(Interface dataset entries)
────────
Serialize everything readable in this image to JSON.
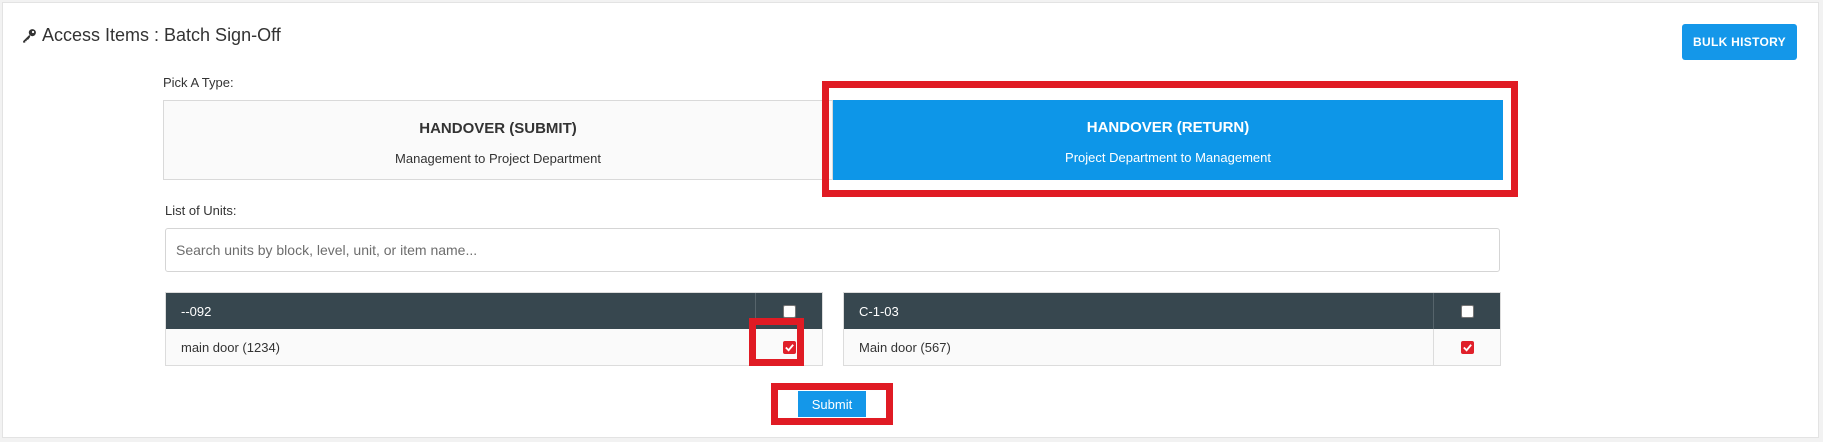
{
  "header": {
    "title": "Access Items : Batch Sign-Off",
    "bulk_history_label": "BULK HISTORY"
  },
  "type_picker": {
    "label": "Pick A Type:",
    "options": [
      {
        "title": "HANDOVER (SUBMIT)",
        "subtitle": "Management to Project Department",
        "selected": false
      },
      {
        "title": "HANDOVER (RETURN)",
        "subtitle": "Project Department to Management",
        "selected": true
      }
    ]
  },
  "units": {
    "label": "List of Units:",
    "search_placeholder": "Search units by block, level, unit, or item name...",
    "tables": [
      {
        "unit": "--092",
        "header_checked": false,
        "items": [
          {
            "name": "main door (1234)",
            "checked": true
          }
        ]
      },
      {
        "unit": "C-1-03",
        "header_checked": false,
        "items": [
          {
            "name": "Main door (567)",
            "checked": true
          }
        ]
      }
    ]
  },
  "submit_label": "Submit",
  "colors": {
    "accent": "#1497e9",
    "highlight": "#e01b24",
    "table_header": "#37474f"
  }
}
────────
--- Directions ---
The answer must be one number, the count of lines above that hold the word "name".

--- The answer ---
3